## Provided information
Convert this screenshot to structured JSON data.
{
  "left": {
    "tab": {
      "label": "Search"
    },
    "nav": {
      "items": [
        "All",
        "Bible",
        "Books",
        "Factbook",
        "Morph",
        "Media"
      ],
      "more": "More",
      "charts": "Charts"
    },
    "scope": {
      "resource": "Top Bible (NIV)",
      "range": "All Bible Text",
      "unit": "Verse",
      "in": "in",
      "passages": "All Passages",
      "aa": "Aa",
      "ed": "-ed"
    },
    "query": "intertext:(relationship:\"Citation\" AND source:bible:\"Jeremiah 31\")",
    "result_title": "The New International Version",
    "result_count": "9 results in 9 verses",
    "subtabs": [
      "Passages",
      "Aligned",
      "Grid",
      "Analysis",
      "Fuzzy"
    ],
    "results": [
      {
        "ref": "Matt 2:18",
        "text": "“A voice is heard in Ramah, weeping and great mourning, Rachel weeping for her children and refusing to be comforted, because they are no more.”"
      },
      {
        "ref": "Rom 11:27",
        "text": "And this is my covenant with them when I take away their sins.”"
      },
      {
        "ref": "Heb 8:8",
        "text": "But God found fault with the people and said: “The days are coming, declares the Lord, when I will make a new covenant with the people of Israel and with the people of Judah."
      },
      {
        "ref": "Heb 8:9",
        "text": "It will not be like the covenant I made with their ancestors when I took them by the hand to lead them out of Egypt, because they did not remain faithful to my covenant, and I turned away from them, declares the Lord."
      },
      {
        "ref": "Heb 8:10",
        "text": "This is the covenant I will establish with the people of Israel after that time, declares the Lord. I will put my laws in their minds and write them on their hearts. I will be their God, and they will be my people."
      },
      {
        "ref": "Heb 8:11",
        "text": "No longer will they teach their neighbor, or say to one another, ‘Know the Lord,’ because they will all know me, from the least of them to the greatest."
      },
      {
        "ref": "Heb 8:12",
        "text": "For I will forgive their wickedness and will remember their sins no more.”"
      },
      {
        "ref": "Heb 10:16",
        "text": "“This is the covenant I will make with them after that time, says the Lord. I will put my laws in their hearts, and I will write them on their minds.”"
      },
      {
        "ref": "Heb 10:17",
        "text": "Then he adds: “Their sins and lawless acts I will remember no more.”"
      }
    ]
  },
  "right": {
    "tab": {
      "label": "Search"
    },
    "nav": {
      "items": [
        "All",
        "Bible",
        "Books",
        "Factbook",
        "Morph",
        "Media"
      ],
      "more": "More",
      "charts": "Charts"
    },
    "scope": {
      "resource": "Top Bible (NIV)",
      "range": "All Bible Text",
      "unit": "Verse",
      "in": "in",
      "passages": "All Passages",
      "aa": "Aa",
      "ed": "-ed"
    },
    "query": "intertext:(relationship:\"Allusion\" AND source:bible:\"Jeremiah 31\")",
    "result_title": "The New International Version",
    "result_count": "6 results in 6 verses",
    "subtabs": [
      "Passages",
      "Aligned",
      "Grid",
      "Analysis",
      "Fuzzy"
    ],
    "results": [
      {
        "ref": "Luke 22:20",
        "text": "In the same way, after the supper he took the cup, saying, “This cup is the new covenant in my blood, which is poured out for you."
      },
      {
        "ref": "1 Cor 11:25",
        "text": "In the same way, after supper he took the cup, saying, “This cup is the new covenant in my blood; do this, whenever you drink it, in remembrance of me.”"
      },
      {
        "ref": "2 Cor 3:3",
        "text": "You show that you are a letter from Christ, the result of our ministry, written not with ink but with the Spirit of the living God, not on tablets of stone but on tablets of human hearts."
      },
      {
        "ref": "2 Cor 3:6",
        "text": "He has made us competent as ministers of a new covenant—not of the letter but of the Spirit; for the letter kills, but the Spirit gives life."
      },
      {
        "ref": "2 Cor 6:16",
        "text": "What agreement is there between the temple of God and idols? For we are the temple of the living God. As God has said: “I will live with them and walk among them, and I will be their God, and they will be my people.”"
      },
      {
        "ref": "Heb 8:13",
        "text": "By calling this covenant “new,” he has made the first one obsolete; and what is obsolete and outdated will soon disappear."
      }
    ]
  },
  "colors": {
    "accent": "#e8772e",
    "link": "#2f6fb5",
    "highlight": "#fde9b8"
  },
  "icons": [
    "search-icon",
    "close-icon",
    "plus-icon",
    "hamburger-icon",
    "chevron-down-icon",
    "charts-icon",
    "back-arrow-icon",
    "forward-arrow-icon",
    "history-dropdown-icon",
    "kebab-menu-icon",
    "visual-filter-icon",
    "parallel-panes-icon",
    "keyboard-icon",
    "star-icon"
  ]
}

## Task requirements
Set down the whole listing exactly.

## Result for this task
Convert this screenshot to structured JSON data.
{
  "left": {
    "tab": {
      "label": "Search"
    },
    "nav": {
      "items": [
        "All",
        "Bible",
        "Books",
        "Factbook",
        "Morph",
        "Media"
      ],
      "more": "More",
      "charts": "Charts"
    },
    "scope": {
      "resource": "Top Bible (NIV)",
      "range": "All Bible Text",
      "unit": "Verse",
      "in": "in",
      "passages": "All Passages",
      "aa": "Aa",
      "ed": "-ed"
    },
    "query": "intertext:(relationship:\"Citation\" AND source:bible:\"Jeremiah 31\")",
    "result_title": "The New International Version",
    "result_count": "9 results in 9 verses",
    "subtabs": [
      "Passages",
      "Aligned",
      "Grid",
      "Analysis",
      "Fuzzy"
    ],
    "results": [
      {
        "ref": "Matt 2:18",
        "text": "“A voice is heard in Ramah, weeping and great mourning, Rachel weeping for her children and refusing to be comforted, because they are no more.”"
      },
      {
        "ref": "Rom 11:27",
        "text": "And this is my covenant with them when I take away their sins.”"
      },
      {
        "ref": "Heb 8:8",
        "text": "But God found fault with the people and said: “The days are coming, declares the Lord, when I will make a new covenant with the people of Israel and with the people of Judah."
      },
      {
        "ref": "Heb 8:9",
        "text": "It will not be like the covenant I made with their ancestors when I took them by the hand to lead them out of Egypt, because they did not remain faithful to my covenant, and I turned away from them, declares the Lord."
      },
      {
        "ref": "Heb 8:10",
        "text": "This is the covenant I will establish with the people of Israel after that time, declares the Lord. I will put my laws in their minds and write them on their hearts. I will be their God, and they will be my people."
      },
      {
        "ref": "Heb 8:11",
        "text": "No longer will they teach their neighbor, or say to one another, ‘Know the Lord,’ because they will all know me, from the least of them to the greatest."
      },
      {
        "ref": "Heb 8:12",
        "text": "For I will forgive their wickedness and will remember their sins no more.”"
      },
      {
        "ref": "Heb 10:16",
        "text": "“This is the covenant I will make with them after that time, says the Lord. I will put my laws in their hearts, and I will write them on their minds.”"
      },
      {
        "ref": "Heb 10:17",
        "text": "Then he adds: “Their sins and lawless acts I will remember no more.”"
      }
    ]
  },
  "right": {
    "tab": {
      "label": "Search"
    },
    "nav": {
      "items": [
        "All",
        "Bible",
        "Books",
        "Factbook",
        "Morph",
        "Media"
      ],
      "more": "More",
      "charts": "Charts"
    },
    "scope": {
      "resource": "Top Bible (NIV)",
      "range": "All Bible Text",
      "unit": "Verse",
      "in": "in",
      "passages": "All Passages",
      "aa": "Aa",
      "ed": "-ed"
    },
    "query": "intertext:(relationship:\"Allusion\" AND source:bible:\"Jeremiah 31\")",
    "result_title": "The New International Version",
    "result_count": "6 results in 6 verses",
    "subtabs": [
      "Passages",
      "Aligned",
      "Grid",
      "Analysis",
      "Fuzzy"
    ],
    "results": [
      {
        "ref": "Luke 22:20",
        "text": "In the same way, after the supper he took the cup, saying, “This cup is the new covenant in my blood, which is poured out for you."
      },
      {
        "ref": "1 Cor 11:25",
        "text": "In the same way, after supper he took the cup, saying, “This cup is the new covenant in my blood; do this, whenever you drink it, in remembrance of me.”"
      },
      {
        "ref": "2 Cor 3:3",
        "text": "You show that you are a letter from Christ, the result of our ministry, written not with ink but with the Spirit of the living God, not on tablets of stone but on tablets of human hearts."
      },
      {
        "ref": "2 Cor 3:6",
        "text": "He has made us competent as ministers of a new covenant—not of the letter but of the Spirit; for the letter kills, but the Spirit gives life."
      },
      {
        "ref": "2 Cor 6:16",
        "text": "What agreement is there between the temple of God and idols? For we are the temple of the living God. As God has said: “I will live with them and walk among them, and I will be their God, and they will be my people.”"
      },
      {
        "ref": "Heb 8:13",
        "text": "By calling this covenant “new,” he has made the first one obsolete; and what is obsolete and outdated will soon disappear."
      }
    ]
  },
  "colors": {
    "accent": "#e8772e",
    "link": "#2f6fb5",
    "highlight": "#fde9b8"
  },
  "icons": [
    "search-icon",
    "close-icon",
    "plus-icon",
    "hamburger-icon",
    "chevron-down-icon",
    "charts-icon",
    "back-arrow-icon",
    "forward-arrow-icon",
    "history-dropdown-icon",
    "kebab-menu-icon",
    "visual-filter-icon",
    "parallel-panes-icon",
    "keyboard-icon",
    "star-icon"
  ]
}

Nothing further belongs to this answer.